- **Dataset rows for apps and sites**

Start of Block

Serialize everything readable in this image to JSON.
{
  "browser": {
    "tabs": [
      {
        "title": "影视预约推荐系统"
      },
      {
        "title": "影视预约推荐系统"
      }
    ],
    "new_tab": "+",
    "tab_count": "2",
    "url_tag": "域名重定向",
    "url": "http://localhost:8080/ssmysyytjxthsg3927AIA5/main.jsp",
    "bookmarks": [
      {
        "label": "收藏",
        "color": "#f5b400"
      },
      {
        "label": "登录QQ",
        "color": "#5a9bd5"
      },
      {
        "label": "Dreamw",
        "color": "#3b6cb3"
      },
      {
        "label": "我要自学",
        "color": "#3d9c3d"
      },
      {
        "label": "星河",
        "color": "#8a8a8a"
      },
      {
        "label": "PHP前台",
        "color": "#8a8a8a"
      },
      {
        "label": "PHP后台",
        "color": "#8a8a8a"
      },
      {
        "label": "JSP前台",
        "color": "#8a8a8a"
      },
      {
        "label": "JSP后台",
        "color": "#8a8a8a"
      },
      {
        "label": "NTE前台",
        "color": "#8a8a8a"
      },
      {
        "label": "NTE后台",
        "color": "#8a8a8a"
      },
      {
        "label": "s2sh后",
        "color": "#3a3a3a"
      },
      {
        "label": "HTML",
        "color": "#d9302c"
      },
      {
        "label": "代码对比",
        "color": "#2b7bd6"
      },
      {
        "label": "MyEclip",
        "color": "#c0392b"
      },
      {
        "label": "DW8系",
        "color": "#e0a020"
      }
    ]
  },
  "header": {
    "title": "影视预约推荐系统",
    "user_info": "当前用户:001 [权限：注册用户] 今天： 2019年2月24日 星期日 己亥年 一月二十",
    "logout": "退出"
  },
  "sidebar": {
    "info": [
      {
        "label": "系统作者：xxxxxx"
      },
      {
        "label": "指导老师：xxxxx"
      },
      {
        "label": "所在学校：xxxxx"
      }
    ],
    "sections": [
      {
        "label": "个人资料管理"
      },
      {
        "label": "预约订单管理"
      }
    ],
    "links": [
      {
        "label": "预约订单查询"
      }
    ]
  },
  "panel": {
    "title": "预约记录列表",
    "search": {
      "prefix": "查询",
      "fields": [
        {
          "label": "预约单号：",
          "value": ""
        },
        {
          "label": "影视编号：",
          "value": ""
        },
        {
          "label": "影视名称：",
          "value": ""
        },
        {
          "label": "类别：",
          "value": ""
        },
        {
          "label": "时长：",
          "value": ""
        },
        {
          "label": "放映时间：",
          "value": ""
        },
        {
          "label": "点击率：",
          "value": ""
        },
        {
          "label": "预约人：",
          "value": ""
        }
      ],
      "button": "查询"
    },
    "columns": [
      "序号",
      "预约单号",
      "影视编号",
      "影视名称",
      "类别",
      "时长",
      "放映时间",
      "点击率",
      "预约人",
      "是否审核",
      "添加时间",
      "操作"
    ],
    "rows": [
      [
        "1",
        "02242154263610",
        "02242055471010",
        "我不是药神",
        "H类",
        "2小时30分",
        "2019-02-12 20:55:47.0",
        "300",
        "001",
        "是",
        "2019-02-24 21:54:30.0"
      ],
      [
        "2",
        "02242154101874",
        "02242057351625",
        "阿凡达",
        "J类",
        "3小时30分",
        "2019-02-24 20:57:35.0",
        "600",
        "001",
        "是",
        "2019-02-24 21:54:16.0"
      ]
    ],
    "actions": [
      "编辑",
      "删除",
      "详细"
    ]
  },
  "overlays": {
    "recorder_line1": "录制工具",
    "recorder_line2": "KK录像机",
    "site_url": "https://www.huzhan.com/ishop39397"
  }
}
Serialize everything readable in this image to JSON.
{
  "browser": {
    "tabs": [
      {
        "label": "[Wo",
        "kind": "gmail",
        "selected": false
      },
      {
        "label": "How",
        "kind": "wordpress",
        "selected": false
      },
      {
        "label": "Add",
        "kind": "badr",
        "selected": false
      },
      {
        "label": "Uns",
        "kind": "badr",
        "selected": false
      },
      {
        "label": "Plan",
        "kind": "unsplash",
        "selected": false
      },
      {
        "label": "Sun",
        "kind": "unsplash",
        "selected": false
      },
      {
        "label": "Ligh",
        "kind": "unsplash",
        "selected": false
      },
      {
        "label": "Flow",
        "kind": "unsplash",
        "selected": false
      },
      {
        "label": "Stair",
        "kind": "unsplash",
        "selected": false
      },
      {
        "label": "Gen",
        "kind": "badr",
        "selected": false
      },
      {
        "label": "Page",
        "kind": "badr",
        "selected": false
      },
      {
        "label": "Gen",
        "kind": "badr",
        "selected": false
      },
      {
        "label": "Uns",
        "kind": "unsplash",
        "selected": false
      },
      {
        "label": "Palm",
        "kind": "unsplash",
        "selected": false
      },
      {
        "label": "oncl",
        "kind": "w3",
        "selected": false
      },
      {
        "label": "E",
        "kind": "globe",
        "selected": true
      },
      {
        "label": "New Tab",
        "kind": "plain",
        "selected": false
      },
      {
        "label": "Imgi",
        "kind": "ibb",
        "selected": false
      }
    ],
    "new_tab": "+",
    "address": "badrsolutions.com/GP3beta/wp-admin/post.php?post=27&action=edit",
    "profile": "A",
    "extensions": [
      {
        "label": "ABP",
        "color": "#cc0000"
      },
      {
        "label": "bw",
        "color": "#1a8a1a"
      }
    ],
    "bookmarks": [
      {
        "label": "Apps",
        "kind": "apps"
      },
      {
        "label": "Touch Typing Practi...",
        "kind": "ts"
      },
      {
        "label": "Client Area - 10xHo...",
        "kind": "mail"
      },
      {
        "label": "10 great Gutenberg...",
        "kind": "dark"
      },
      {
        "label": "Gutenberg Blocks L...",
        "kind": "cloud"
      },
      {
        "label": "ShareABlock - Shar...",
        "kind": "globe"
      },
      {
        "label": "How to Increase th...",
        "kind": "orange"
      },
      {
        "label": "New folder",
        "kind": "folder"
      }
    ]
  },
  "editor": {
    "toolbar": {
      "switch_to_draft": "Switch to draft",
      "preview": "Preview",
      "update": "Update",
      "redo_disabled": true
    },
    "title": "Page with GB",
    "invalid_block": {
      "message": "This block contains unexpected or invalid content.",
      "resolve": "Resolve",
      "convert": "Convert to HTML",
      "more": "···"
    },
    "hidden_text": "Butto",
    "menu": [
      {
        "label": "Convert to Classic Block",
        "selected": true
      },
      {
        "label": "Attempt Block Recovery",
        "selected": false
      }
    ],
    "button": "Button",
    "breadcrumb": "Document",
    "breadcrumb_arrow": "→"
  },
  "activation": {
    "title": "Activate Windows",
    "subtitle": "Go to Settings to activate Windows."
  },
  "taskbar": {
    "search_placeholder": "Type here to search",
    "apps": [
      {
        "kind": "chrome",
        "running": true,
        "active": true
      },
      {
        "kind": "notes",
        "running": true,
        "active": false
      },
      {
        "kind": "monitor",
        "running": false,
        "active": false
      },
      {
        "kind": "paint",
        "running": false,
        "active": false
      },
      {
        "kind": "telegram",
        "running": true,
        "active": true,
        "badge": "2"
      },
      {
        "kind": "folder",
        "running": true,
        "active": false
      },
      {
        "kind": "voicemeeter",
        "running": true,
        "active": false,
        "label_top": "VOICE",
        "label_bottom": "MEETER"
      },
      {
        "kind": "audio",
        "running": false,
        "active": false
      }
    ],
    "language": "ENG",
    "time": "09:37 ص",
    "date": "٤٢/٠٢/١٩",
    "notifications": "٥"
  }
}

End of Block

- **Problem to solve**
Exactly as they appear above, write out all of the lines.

- **Task response**
Serialize everything readable in this image to JSON.
{
  "browser": {
    "tabs": [
      {
        "title": "影视预约推荐系统"
      },
      {
        "title": "影视预约推荐系统"
      }
    ],
    "new_tab": "+",
    "tab_count": "2",
    "url_tag": "域名重定向",
    "url": "http://localhost:8080/ssmysyytjxthsg3927AIA5/main.jsp",
    "bookmarks": [
      {
        "label": "收藏",
        "color": "#f5b400"
      },
      {
        "label": "登录QQ",
        "color": "#5a9bd5"
      },
      {
        "label": "Dreamw",
        "color": "#3b6cb3"
      },
      {
        "label": "我要自学",
        "color": "#3d9c3d"
      },
      {
        "label": "星河",
        "color": "#8a8a8a"
      },
      {
        "label": "PHP前台",
        "color": "#8a8a8a"
      },
      {
        "label": "PHP后台",
        "color": "#8a8a8a"
      },
      {
        "label": "JSP前台",
        "color": "#8a8a8a"
      },
      {
        "label": "JSP后台",
        "color": "#8a8a8a"
      },
      {
        "label": "NTE前台",
        "color": "#8a8a8a"
      },
      {
        "label": "NTE后台",
        "color": "#8a8a8a"
      },
      {
        "label": "s2sh后",
        "color": "#3a3a3a"
      },
      {
        "label": "HTML",
        "color": "#d9302c"
      },
      {
        "label": "代码对比",
        "color": "#2b7bd6"
      },
      {
        "label": "MyEclip",
        "color": "#c0392b"
      },
      {
        "label": "DW8系",
        "color": "#e0a020"
      }
    ]
  },
  "header": {
    "title": "影视预约推荐系统",
    "user_info": "当前用户:001 [权限：注册用户] 今天： 2019年2月24日 星期日 己亥年 一月二十",
    "logout": "退出"
  },
  "sidebar": {
    "info": [
      {
        "label": "系统作者：xxxxxx"
      },
      {
        "label": "指导老师：xxxxx"
      },
      {
        "label": "所在学校：xxxxx"
      }
    ],
    "sections": [
      {
        "label": "个人资料管理"
      },
      {
        "label": "预约订单管理"
      }
    ],
    "links": [
      {
        "label": "预约订单查询"
      }
    ]
  },
  "panel": {
    "title": "预约记录列表",
    "search": {
      "prefix": "查询",
      "fields": [
        {
          "label": "预约单号：",
          "value": ""
        },
        {
          "label": "影视编号：",
          "value": ""
        },
        {
          "label": "影视名称：",
          "value": ""
        },
        {
          "label": "类别：",
          "value": ""
        },
        {
          "label": "时长：",
          "value": ""
        },
        {
          "label": "放映时间：",
          "value": ""
        },
        {
          "label": "点击率：",
          "value": ""
        },
        {
          "label": "预约人：",
          "value": ""
        }
      ],
      "button": "查询"
    },
    "columns": [
      "序号",
      "预约单号",
      "影视编号",
      "影视名称",
      "类别",
      "时长",
      "放映时间",
      "点击率",
      "预约人",
      "是否审核",
      "添加时间",
      "操作"
    ],
    "rows": [
      [
        "1",
        "02242154263610",
        "02242055471010",
        "我不是药神",
        "H类",
        "2小时30分",
        "2019-02-12 20:55:47.0",
        "300",
        "001",
        "是",
        "2019-02-24 21:54:30.0"
      ],
      [
        "2",
        "02242154101874",
        "02242057351625",
        "阿凡达",
        "J类",
        "3小时30分",
        "2019-02-24 20:57:35.0",
        "600",
        "001",
        "是",
        "2019-02-24 21:54:16.0"
      ]
    ],
    "actions": [
      "编辑",
      "删除",
      "详细"
    ]
  },
  "overlays": {
    "recorder_line1": "录制工具",
    "recorder_line2": "KK录像机",
    "site_url": "https://www.huzhan.com/ishop39397"
  }
}
Serialize everything readable in this image to JSON.
{
  "browser": {
    "tabs": [
      {
        "label": "[Wo",
        "kind": "gmail",
        "selected": false
      },
      {
        "label": "How",
        "kind": "wordpress",
        "selected": false
      },
      {
        "label": "Add",
        "kind": "badr",
        "selected": false
      },
      {
        "label": "Uns",
        "kind": "badr",
        "selected": false
      },
      {
        "label": "Plan",
        "kind": "unsplash",
        "selected": false
      },
      {
        "label": "Sun",
        "kind": "unsplash",
        "selected": false
      },
      {
        "label": "Ligh",
        "kind": "unsplash",
        "selected": false
      },
      {
        "label": "Flow",
        "kind": "unsplash",
        "selected": false
      },
      {
        "label": "Stair",
        "kind": "unsplash",
        "selected": false
      },
      {
        "label": "Gen",
        "kind": "badr",
        "selected": false
      },
      {
        "label": "Page",
        "kind": "badr",
        "selected": false
      },
      {
        "label": "Gen",
        "kind": "badr",
        "selected": false
      },
      {
        "label": "Uns",
        "kind": "unsplash",
        "selected": false
      },
      {
        "label": "Palm",
        "kind": "unsplash",
        "selected": false
      },
      {
        "label": "oncl",
        "kind": "w3",
        "selected": false
      },
      {
        "label": "E",
        "kind": "globe",
        "selected": true
      },
      {
        "label": "New Tab",
        "kind": "plain",
        "selected": false
      },
      {
        "label": "Imgi",
        "kind": "ibb",
        "selected": false
      }
    ],
    "new_tab": "+",
    "address": "badrsolutions.com/GP3beta/wp-admin/post.php?post=27&action=edit",
    "profile": "A",
    "extensions": [
      {
        "label": "ABP",
        "color": "#cc0000"
      },
      {
        "label": "bw",
        "color": "#1a8a1a"
      }
    ],
    "bookmarks": [
      {
        "label": "Apps",
        "kind": "apps"
      },
      {
        "label": "Touch Typing Practi...",
        "kind": "ts"
      },
      {
        "label": "Client Area - 10xHo...",
        "kind": "mail"
      },
      {
        "label": "10 great Gutenberg...",
        "kind": "dark"
      },
      {
        "label": "Gutenberg Blocks L...",
        "kind": "cloud"
      },
      {
        "label": "ShareABlock - Shar...",
        "kind": "globe"
      },
      {
        "label": "How to Increase th...",
        "kind": "orange"
      },
      {
        "label": "New folder",
        "kind": "folder"
      }
    ]
  },
  "editor": {
    "toolbar": {
      "switch_to_draft": "Switch to draft",
      "preview": "Preview",
      "update": "Update",
      "redo_disabled": true
    },
    "title": "Page with GB",
    "invalid_block": {
      "message": "This block contains unexpected or invalid content.",
      "resolve": "Resolve",
      "convert": "Convert to HTML",
      "more": "···"
    },
    "hidden_text": "Butto",
    "menu": [
      {
        "label": "Convert to Classic Block",
        "selected": true
      },
      {
        "label": "Attempt Block Recovery",
        "selected": false
      }
    ],
    "button": "Button",
    "breadcrumb": "Document",
    "breadcrumb_arrow": "→"
  },
  "activation": {
    "title": "Activate Windows",
    "subtitle": "Go to Settings to activate Windows."
  },
  "taskbar": {
    "search_placeholder": "Type here to search",
    "apps": [
      {
        "kind": "chrome",
        "running": true,
        "active": true
      },
      {
        "kind": "notes",
        "running": true,
        "active": false
      },
      {
        "kind": "monitor",
        "running": false,
        "active": false
      },
      {
        "kind": "paint",
        "running": false,
        "active": false
      },
      {
        "kind": "telegram",
        "running": true,
        "active": true,
        "badge": "2"
      },
      {
        "kind": "folder",
        "running": true,
        "active": false
      },
      {
        "kind": "voicemeeter",
        "running": true,
        "active": false,
        "label_top": "VOICE",
        "label_bottom": "MEETER"
      },
      {
        "kind": "audio",
        "running": false,
        "active": false
      }
    ],
    "language": "ENG",
    "time": "09:37 ص",
    "date": "٤٢/٠٢/١٩",
    "notifications": "٥"
  }
}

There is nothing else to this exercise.